Material for this exercise:
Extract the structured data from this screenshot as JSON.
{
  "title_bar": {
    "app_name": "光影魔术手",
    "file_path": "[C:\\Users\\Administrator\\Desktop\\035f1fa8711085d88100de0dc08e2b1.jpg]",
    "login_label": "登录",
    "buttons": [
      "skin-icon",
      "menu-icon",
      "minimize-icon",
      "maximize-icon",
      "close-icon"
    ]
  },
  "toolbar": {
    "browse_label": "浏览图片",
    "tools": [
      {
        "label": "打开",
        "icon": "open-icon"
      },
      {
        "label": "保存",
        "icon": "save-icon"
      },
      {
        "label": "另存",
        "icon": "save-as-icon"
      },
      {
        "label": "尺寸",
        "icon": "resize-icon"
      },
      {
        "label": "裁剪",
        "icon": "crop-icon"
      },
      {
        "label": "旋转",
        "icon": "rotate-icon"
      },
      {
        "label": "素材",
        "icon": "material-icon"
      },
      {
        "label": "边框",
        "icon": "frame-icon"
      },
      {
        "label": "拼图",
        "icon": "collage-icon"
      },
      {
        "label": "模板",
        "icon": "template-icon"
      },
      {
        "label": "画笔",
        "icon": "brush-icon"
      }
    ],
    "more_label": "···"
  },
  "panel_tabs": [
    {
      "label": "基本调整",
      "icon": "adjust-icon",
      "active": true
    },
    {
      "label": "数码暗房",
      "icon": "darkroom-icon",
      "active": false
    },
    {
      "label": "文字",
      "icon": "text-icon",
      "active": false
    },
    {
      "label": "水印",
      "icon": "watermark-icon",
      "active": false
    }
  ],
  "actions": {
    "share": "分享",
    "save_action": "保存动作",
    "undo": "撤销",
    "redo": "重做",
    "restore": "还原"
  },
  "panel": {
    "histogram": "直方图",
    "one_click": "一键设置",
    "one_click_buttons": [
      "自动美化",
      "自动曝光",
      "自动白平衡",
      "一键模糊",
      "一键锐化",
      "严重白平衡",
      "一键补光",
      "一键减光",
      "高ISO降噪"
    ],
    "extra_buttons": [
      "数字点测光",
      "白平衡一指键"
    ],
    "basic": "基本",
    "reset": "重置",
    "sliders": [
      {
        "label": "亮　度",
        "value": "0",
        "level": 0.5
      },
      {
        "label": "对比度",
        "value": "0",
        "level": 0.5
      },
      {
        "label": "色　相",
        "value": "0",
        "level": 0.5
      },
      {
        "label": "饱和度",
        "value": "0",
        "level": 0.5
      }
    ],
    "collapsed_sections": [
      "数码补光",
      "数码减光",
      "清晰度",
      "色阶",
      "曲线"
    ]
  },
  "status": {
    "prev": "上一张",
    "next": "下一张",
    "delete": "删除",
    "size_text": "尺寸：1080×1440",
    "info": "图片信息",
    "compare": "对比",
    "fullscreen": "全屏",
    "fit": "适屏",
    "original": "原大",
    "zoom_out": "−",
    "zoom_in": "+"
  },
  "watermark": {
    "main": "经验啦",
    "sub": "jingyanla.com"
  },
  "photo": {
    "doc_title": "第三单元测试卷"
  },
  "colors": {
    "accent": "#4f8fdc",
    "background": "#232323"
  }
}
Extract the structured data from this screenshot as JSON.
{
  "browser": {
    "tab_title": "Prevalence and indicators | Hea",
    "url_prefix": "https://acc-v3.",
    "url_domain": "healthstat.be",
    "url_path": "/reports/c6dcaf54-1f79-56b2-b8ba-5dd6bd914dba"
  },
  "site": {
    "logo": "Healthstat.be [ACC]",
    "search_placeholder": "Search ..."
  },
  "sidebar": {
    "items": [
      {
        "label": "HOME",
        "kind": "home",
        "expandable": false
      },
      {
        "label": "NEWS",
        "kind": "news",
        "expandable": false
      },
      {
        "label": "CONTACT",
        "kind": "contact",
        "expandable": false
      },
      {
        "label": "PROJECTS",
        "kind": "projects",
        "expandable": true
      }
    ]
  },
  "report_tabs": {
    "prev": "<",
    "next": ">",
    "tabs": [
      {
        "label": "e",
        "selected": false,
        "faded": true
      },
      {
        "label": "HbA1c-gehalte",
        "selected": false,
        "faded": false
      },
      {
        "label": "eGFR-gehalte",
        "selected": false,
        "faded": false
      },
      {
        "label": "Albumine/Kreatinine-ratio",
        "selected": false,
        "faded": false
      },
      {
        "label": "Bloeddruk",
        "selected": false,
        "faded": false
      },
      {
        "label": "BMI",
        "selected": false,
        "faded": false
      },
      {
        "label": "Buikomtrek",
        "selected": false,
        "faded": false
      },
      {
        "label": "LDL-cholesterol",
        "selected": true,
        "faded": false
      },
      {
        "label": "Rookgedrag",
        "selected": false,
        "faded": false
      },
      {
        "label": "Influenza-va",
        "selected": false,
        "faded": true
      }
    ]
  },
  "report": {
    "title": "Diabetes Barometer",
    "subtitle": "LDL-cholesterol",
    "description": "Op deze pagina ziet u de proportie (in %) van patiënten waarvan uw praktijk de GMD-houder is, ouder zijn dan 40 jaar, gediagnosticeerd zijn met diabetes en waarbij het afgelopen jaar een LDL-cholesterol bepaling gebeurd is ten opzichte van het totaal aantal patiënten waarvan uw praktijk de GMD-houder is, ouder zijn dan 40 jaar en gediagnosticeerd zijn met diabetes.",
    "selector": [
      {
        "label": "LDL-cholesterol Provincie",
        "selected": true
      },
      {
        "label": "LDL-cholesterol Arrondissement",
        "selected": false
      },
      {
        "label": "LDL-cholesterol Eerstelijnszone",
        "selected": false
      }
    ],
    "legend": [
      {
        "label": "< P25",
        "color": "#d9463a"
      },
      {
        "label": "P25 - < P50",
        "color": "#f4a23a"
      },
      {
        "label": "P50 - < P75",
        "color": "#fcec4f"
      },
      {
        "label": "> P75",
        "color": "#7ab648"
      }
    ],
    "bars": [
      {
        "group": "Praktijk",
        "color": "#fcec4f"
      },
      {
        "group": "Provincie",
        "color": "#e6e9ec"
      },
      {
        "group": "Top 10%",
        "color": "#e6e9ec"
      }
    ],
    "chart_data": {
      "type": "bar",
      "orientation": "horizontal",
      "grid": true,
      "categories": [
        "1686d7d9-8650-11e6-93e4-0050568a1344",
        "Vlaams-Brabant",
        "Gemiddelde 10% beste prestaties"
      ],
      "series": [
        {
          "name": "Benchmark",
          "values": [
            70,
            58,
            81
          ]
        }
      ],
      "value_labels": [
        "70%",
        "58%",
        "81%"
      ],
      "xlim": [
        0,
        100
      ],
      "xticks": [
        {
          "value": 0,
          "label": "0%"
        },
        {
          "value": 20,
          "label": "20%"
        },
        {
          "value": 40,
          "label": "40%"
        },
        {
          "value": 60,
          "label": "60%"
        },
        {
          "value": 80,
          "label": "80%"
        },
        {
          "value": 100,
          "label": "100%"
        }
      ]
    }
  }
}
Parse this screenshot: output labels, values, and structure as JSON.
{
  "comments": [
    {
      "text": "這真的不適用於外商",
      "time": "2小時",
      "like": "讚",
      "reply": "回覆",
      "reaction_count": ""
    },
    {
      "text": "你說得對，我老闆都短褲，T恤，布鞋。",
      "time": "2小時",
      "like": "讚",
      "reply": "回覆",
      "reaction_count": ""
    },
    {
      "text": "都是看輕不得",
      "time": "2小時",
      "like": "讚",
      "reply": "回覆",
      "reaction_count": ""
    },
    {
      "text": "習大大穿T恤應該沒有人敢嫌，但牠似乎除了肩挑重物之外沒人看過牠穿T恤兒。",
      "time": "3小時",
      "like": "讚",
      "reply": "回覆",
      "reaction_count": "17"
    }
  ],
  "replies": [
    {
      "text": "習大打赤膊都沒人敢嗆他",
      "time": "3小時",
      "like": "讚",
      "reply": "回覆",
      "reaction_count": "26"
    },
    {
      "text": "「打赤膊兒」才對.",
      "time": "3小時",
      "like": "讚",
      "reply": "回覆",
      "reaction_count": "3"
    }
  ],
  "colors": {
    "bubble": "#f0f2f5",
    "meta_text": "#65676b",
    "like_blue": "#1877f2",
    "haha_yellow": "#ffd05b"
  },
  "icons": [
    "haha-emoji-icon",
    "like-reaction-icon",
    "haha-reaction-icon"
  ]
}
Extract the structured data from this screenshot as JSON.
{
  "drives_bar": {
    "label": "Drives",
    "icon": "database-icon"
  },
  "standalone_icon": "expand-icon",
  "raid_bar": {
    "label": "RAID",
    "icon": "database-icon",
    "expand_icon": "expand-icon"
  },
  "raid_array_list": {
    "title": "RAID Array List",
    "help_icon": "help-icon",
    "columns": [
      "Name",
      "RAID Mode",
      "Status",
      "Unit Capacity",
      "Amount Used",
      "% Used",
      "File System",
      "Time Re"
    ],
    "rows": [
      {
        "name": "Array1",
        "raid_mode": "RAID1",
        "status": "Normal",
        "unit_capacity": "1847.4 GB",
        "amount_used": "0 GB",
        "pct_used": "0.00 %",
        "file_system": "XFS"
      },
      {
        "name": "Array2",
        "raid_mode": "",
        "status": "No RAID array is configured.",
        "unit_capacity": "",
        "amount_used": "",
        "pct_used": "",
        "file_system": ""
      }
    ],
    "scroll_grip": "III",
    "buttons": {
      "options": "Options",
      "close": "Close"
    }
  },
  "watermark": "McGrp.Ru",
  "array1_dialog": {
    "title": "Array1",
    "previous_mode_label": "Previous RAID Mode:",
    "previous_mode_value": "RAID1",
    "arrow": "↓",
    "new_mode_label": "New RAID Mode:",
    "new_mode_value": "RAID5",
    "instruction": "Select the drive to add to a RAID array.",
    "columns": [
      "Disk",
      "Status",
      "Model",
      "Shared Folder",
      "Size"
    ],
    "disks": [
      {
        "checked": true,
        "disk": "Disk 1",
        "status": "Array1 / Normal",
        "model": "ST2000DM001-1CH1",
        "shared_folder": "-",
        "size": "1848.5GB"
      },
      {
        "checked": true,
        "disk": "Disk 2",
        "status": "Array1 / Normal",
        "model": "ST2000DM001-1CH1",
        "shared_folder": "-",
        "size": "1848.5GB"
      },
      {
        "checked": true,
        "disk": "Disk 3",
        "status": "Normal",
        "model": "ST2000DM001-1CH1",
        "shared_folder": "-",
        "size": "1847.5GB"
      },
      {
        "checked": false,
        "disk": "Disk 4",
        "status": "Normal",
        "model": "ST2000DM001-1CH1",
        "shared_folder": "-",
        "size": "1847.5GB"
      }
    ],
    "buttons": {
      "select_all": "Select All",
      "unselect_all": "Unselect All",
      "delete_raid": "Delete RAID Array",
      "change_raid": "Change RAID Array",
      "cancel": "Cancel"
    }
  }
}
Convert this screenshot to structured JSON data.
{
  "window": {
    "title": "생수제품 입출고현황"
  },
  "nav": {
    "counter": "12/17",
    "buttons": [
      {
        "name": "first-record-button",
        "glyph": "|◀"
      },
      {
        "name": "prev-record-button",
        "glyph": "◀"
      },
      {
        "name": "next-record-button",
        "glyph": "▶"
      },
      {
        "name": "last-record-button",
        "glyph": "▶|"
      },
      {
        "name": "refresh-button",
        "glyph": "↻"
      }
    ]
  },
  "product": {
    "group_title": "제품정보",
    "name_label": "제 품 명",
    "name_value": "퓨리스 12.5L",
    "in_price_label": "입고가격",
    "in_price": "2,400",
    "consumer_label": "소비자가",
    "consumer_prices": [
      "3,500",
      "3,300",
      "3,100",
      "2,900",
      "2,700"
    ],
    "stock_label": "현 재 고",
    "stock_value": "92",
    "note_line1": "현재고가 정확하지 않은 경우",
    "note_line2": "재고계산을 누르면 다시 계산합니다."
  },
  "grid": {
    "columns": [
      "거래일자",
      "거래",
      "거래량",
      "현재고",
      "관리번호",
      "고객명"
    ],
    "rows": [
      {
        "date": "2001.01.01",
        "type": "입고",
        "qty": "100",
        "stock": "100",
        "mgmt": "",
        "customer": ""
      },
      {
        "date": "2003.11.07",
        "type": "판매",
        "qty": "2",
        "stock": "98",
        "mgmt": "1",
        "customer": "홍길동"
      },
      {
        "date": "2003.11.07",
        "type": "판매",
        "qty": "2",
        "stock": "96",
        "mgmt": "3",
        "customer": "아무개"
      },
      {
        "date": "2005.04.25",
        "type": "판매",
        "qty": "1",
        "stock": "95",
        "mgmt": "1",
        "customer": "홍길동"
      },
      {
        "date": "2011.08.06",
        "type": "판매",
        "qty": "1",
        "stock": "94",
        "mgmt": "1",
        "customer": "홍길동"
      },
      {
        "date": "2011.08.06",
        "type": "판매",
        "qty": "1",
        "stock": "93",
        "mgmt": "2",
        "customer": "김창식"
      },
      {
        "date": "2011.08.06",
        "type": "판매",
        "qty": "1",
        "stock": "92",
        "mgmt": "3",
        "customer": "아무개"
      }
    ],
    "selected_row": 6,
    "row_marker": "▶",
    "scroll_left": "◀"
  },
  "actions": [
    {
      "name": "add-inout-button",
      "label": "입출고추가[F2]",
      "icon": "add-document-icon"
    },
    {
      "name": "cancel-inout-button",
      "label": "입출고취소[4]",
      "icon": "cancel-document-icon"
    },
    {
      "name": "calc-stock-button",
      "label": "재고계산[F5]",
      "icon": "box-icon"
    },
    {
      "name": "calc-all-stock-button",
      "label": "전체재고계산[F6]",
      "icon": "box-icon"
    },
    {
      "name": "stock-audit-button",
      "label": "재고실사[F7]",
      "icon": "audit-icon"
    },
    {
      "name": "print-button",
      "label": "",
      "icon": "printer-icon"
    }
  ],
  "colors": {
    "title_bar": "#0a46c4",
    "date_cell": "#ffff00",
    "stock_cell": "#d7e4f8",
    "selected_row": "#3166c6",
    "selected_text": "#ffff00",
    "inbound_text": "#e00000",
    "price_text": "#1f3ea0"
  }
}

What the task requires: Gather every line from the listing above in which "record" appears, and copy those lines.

The answer:
        "name": "first-record-button",
        "name": "prev-record-button",
        "name": "next-record-button",
        "name": "last-record-button",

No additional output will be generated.